“Striking teachers in Denver reached an agreement Thursday with the school system that increases salaries, ending the latest in protests by educators that have swept the nation,” reports Moriah Balingit in the Washington Post. Balingit adds, “The school system agreed to allocate an additional $23 million toward teacher compensation [and] also overhauled the performance pay system, in some cases increasing incentives for teachers while cutting them for central office administrators.”
According to Alexia Fernández Campbell in Vox, “The deal includes an average 11.7 percent pay raise and annual cost of living increases.” How will the Denver public school system pay for the salary increases? Campbell notes, “The district agreed to cut back on administrative costs, and will eliminate about 150 positions in the school’s central office. Five-figure bonuses for senior school administrators will also come to an end.”
As NPQ observed earlier this week, “One key issue behind the dispute concerns a teacher push to increase base pay, in part by reducing performance-based bonuses from ProComp, a program the union believes is ineffective.” According to Campbell, teachers made gains here, too; the system is not ended, but it is altered significantly. The contract “addresses the teachers’ biggest concern: the need to overhaul the merit-pay system, which relies heavily on annual bonuses that fluctuate from year to year. The new system will place more emphasis on education and training when considering promotions, while keeping some bonuses in place.”
The raises will help teachers, but it is understood that the increases they are receiving now build off of a low base. Colorado teachers, Campbell notes, have been “among the lowest-paid in the country, earning an average of $46,155 in 2016—ranking Colorado 46th in average teacher pay, according to the National Education Association. The state also spends about $2,500 less per student each year than the national average. The new deal would boost starting pay for teachers by seven percent, but the average pay raise for all educators, nurses, and counselors will be 11.7 percent.”
The gains of the Denver teachers build off of the gains of teachers in Los Angeles last month, and also the broader #RedforEd wave that dates back to last spring—a reality not lost on the striking teachers themselves.
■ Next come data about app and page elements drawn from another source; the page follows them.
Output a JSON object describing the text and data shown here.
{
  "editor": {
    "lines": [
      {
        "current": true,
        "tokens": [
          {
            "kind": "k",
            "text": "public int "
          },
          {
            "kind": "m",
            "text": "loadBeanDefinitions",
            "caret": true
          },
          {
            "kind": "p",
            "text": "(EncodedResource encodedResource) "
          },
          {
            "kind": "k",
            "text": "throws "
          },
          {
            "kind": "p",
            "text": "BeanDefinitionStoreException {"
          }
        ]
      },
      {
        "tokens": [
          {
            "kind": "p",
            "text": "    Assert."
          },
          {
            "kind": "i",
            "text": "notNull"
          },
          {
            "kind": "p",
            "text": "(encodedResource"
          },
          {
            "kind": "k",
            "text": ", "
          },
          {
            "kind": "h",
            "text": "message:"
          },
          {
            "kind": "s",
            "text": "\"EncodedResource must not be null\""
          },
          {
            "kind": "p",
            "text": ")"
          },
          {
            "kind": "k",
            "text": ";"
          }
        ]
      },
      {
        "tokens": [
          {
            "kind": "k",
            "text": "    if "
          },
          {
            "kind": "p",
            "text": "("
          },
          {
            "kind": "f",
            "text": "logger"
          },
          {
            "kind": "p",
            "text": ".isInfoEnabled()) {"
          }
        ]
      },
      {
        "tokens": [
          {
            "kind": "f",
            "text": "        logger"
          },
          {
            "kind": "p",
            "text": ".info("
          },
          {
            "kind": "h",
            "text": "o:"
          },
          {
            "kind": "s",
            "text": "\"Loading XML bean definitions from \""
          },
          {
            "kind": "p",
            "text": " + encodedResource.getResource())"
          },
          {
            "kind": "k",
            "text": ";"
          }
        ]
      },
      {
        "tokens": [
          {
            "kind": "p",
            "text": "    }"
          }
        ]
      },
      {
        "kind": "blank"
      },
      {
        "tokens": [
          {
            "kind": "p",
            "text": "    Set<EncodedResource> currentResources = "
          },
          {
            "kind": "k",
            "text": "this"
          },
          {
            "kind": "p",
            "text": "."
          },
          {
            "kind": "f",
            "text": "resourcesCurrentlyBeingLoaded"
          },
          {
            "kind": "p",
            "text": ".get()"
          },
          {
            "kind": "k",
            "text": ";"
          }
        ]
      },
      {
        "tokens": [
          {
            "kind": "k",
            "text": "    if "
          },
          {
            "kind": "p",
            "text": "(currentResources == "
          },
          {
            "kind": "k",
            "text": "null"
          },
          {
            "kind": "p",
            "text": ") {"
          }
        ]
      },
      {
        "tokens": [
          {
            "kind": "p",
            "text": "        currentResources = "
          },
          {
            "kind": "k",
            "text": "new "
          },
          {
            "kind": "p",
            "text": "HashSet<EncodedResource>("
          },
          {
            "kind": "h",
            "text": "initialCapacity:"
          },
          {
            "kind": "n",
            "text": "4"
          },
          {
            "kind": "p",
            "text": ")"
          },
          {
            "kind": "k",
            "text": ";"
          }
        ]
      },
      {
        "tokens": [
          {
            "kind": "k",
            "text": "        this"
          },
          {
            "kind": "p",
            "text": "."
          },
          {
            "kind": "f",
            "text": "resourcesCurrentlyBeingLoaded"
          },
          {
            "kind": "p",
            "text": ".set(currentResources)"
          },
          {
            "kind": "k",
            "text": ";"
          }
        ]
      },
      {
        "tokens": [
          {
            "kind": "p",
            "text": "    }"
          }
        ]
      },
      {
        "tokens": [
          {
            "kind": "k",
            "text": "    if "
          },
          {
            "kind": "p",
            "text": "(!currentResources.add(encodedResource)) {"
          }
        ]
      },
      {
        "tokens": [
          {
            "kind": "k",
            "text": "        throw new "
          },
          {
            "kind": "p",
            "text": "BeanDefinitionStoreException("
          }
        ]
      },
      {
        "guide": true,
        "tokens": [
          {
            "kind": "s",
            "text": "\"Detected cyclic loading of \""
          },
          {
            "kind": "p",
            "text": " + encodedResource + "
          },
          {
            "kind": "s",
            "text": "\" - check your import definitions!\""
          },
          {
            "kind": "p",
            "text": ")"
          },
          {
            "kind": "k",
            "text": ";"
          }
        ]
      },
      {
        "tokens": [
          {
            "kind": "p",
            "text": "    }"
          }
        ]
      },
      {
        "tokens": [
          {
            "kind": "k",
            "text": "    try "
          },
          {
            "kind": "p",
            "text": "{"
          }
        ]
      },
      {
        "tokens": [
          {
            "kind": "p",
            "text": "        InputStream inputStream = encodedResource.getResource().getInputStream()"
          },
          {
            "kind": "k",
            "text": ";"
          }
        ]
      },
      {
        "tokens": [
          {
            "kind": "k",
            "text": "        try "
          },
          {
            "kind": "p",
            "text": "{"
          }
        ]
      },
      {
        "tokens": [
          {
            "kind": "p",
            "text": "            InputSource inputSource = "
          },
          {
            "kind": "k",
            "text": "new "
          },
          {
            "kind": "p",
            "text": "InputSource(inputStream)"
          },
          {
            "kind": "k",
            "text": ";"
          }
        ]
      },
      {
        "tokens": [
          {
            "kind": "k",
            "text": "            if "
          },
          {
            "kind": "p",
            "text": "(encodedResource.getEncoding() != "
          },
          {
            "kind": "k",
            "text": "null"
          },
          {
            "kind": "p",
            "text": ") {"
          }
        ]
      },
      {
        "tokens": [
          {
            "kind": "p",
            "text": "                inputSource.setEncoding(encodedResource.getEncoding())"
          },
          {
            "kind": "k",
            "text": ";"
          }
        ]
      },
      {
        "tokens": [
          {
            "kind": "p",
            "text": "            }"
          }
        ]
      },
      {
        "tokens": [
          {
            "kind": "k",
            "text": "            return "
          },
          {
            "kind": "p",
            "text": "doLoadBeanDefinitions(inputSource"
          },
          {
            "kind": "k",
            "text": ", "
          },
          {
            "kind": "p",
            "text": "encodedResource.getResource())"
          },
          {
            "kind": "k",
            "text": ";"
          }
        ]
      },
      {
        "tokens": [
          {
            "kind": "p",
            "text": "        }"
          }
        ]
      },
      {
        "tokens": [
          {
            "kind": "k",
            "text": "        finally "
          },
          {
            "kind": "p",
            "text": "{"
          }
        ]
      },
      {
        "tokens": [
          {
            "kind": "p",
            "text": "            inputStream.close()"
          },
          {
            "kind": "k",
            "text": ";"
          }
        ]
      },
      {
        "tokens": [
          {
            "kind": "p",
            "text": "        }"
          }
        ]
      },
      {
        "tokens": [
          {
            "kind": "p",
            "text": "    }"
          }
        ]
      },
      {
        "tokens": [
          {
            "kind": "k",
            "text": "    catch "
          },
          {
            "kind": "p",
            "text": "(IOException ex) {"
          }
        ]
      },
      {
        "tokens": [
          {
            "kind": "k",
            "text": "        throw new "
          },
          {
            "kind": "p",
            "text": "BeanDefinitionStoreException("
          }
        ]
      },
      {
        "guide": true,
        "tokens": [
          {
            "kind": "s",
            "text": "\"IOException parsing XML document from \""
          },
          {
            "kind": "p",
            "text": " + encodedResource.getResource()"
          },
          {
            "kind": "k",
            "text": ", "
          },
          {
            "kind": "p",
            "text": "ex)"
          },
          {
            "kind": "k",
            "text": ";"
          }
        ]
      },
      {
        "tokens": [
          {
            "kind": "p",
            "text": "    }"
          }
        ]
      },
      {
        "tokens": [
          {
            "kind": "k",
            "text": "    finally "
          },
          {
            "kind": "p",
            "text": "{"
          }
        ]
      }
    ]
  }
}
For example, Lori Gates, an elementary school teacher, told CNN that:
“My paycheck is going to grow and that’s great, but I really think we are part of the start to this national wave,” she said, also pointing to Los Angeles, where teachers went on strike for six days last month.
Asked what it would be like when she returns to Park Hill Elementary School, Gates said, “We are going to have a lot of hugs. We will talk about (the strike) and talk about having a powerful voice with advocating for yourself.
The Denver strike is now settled, but it may not prove to be the last major teachers’ strike of the season. As NPQ reported earlier this month, in Oakland, California, 84 percent of teachers turned out to vote in the union’s strike authorization election, with 95 percent voting in favor of authorizing a strike. Oakland teachers have worked without a contract for 18 months. They are seeking a 12-percent raise over three years, as well as smaller class sizes, notes local NBC television reporter Melissa Colorado. If the union and administrators fail to reach a settlement, a strike in Oakland could begin by the end of February.—Steve Dubb